  20. Measuring total health inequality: adding individual variation to group-level differences

    PubMed Central

    Gakidou, Emmanuela; King, Gary

    2002-01-01

    Background Studies have revealed large variations in average health status across social, economic, and other groups. No study exists on the distribution of the risk of ill-health across individuals, either within groups or across all people in a society, and as such a crucial piece of total health inequality has been overlooked. Some of the reason for this neglect has been that the risk of death, which forms the basis for most measures, is impossible to observe directly and difficult to estimate. Methods We develop a measure of total health inequality – encompassing all inequalities among people in a society, including variation between and within groups – by adapting a beta-binomial regression model. We apply it to children under age two in 50 low- and middle-income countries. Our method has been adopted by the World Health Organization and is being implemented in surveys around the world; preliminary estimates have appeared in the World Health Report (2000). Results Countries with similar average child mortality differ considerably in total health inequality. Liberia and Mozambique have the largest inequalities in child survival, while Colombia, the Philippines and Kazakhstan have the lowest levels among the countries measured. Conclusions Total health inequality estimates should be routinely reported alongside average levels of health in populations and groups, as they reveal important policy-related information not otherwise knowable. This approach enables meaningful comparisons of inequality across countries and future analyses of the determinants of inequality. PMID:12379153

  1. Genetic diversity confers colony-level benefits due to individual immunity

    PubMed Central

    Walz, Megan; Tarpy, David R.

    2016-01-01

    Several costs and benefits arise as a consequence of eusociality and group-living. With increasing group size, spread of disease among nest-mates poses selective pressure on both individual immunity and group-level mechanisms of disease resistance (social immunity). Another factor known to influence colony-level expression of disease is intracolony genetic diversity, which in honeybees (Apis mellifera) is a direct function of the number of mates of the queen. Colonies headed by queens with higher mating numbers have less variable infections of decreased intensity, though the underlying mechanisms remain unclear. By pathogen-challenging larvae in vitro, we decoupled larval immune response from mechanisms of social immunity. Our results show that baseline immunity and degree of immune response do not vary with genetic diversity. However, intracolony variance in antimicrobial peptide production after pathogen challenge decreases with increasing genetic diversity. This reduction in variability of the larval immune response could drive the mitigation of disease observed in genetically diverse colonies. PMID:26961896
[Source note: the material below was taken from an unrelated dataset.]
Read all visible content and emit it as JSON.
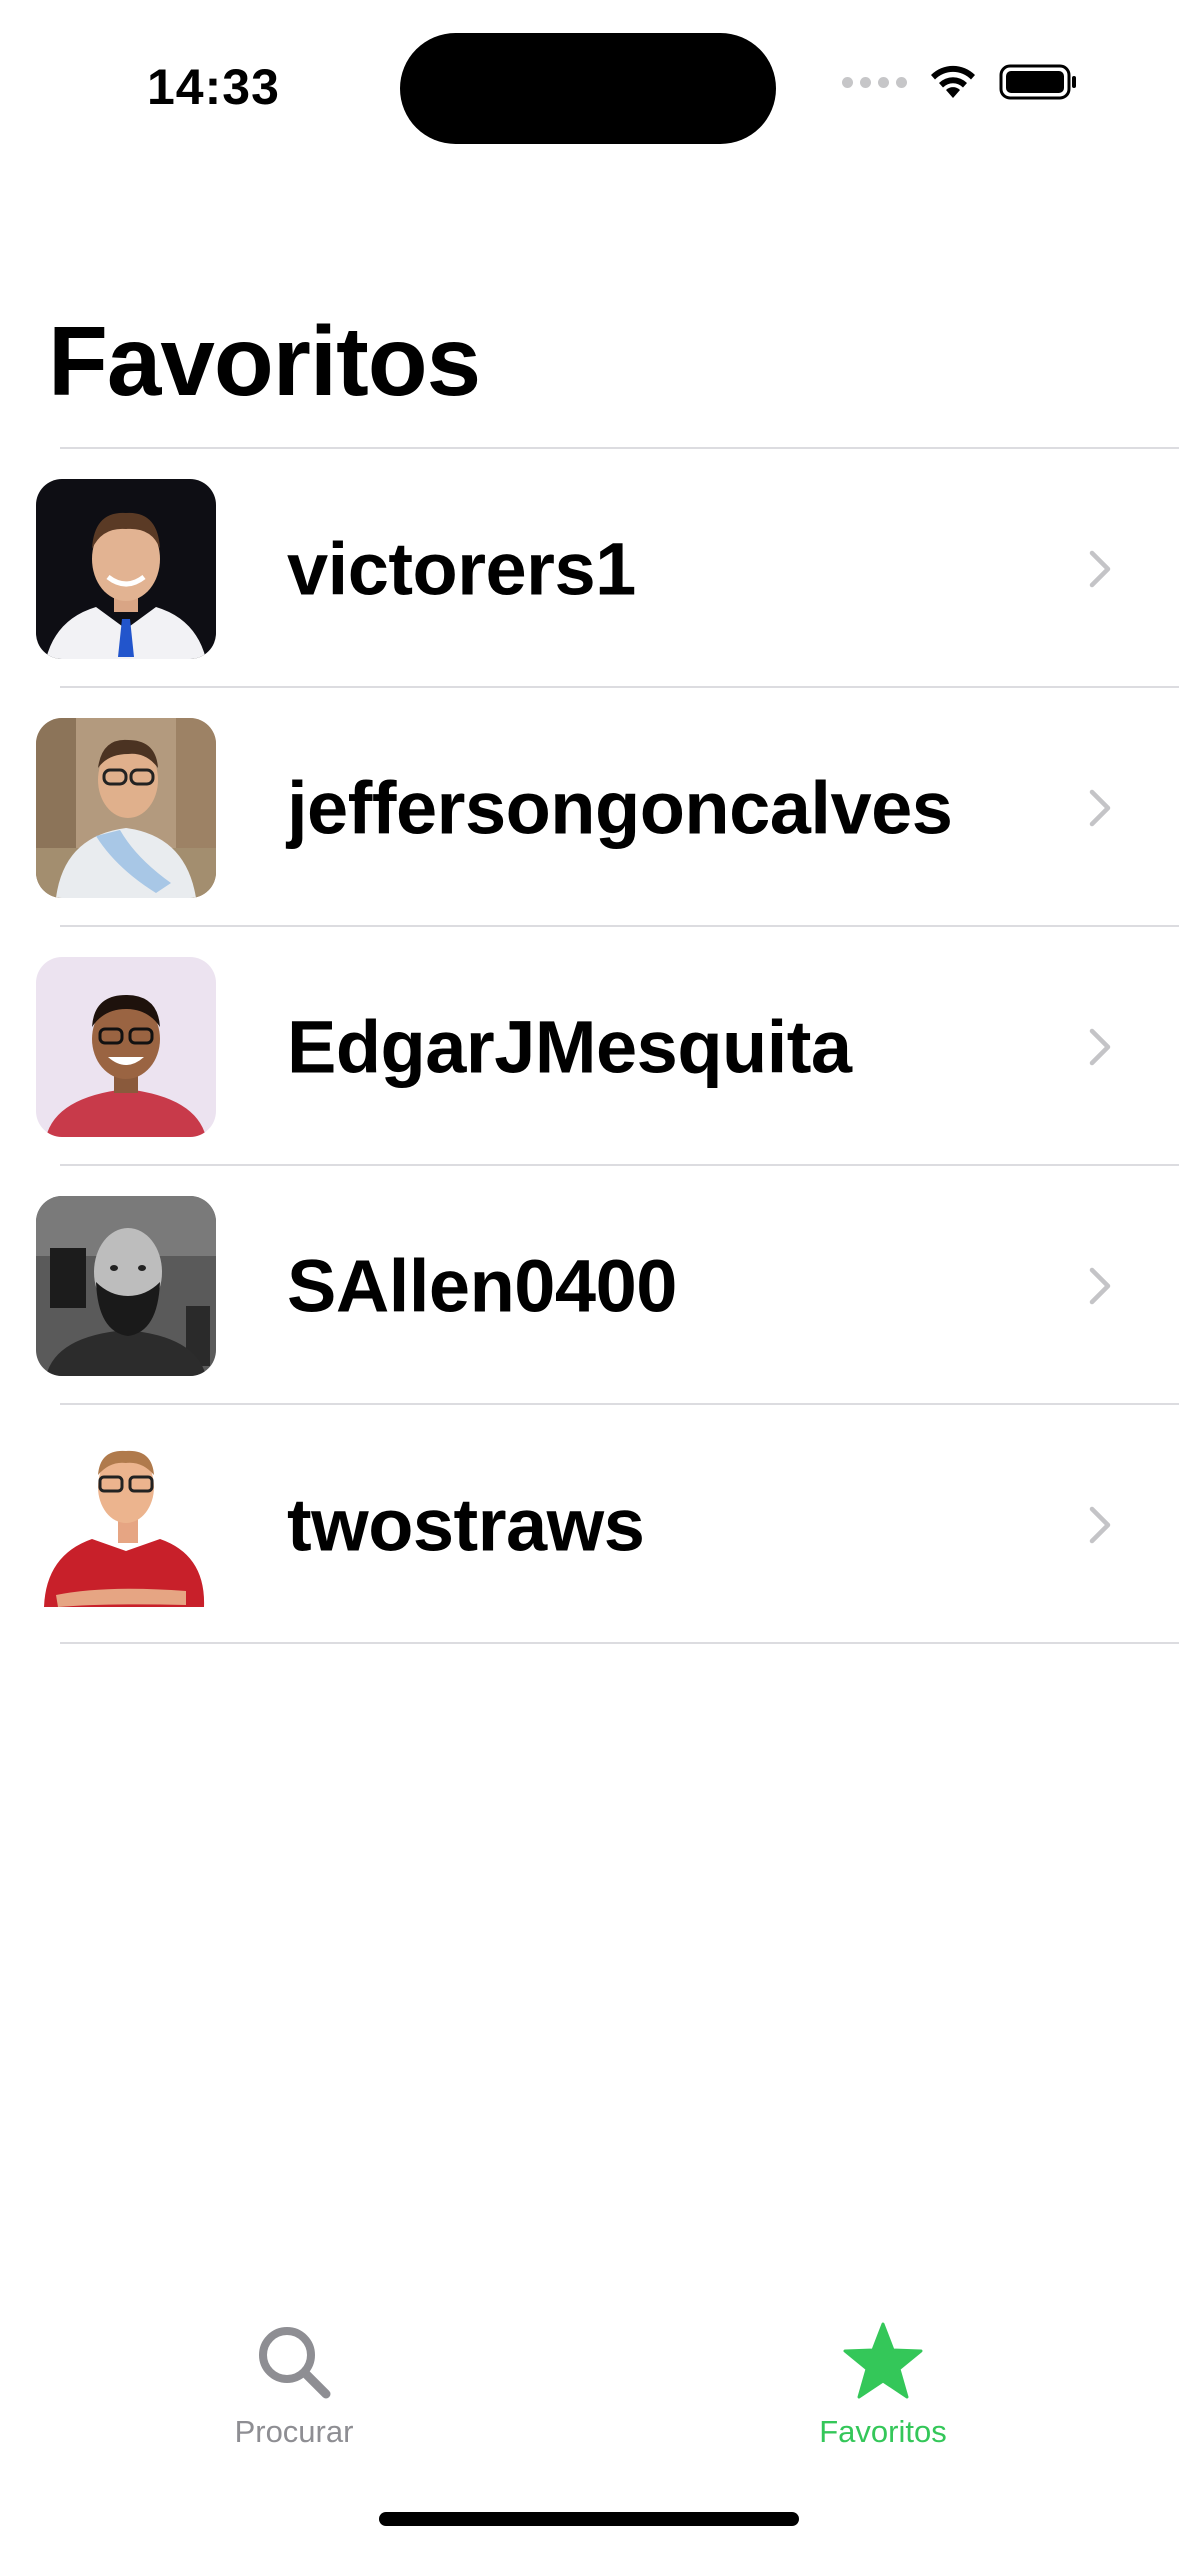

  2. Individual Letter Contrast Thresholds: Effect of Object Frequency and Noise

    PubMed Central

    Hall, Cierra; Wang, Shu; McAnany, J. Jason
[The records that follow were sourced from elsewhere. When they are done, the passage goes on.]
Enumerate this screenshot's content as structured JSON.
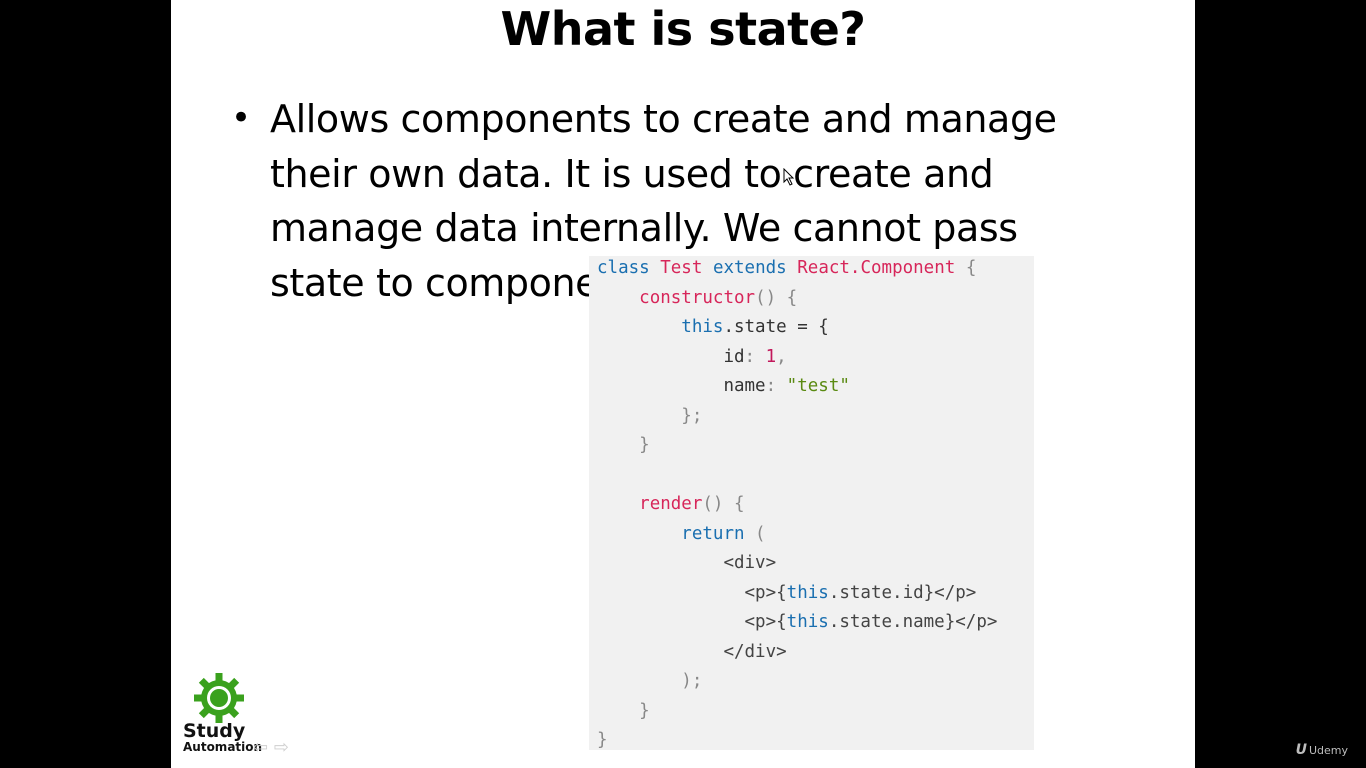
{
  "slide": {
    "title": "What is state?",
    "bullet_marker": "•",
    "bullet_text": "Allows components to create and manage their own data. It is used to create and manage data internally. We cannot pass state to component."
  },
  "code_lines": [
    [
      "class",
      " ",
      "Test",
      " ",
      "extends",
      " ",
      "React.Component",
      " {"
    ],
    [
      "constructor",
      "() {"
    ],
    [
      "this",
      ".state = {"
    ],
    [
      "id",
      ": ",
      "1",
      ","
    ],
    [
      "name",
      ": ",
      "\"test\""
    ],
    [
      "};"
    ],
    [
      "}"
    ],
    [
      "render",
      "() {"
    ],
    [
      "return",
      " ("
    ],
    [
      "<div>"
    ],
    [
      "<p>{",
      "this",
      ".state.id}</p>"
    ],
    [
      "<p>{",
      "this",
      ".state.name}</p>"
    ],
    [
      "</div>"
    ],
    [
      ");"
    ],
    [
      "}"
    ],
    [
      "}"
    ]
  ],
  "branding": {
    "logo_line1": "Study",
    "logo_line2": "Automation",
    "watermark": "Udemy",
    "watermark_glyph": "U"
  },
  "colors": {
    "keyword": "#1a6fb0",
    "class_name": "#d7265a",
    "number": "#c2185b",
    "string": "#5a8a12",
    "logo_green": "#3aa11d"
  }
}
    2015-01-01

    Purpose To compare differences in contrast threshold among individual Sloan letters presented in additive white luminance noise and in the absence of noise. Methods Contrast threshold for letter identification was measured for 3 visually normal subjects (ages 22, 25, 34 years) using letters from the Sloan set (C, D, H, K, N, O, R, S, V, Z). The letter size was equivalent to 1.5 log MAR and the letters were either unfiltered or band-pass filtered to limit the object frequency content (cycles-per-letter; cpl) to a one-octave wide band centered at 1.25, 2.5, 5, and 10 cpl. Letters were presented for an unlimited duration against a uniform adapting f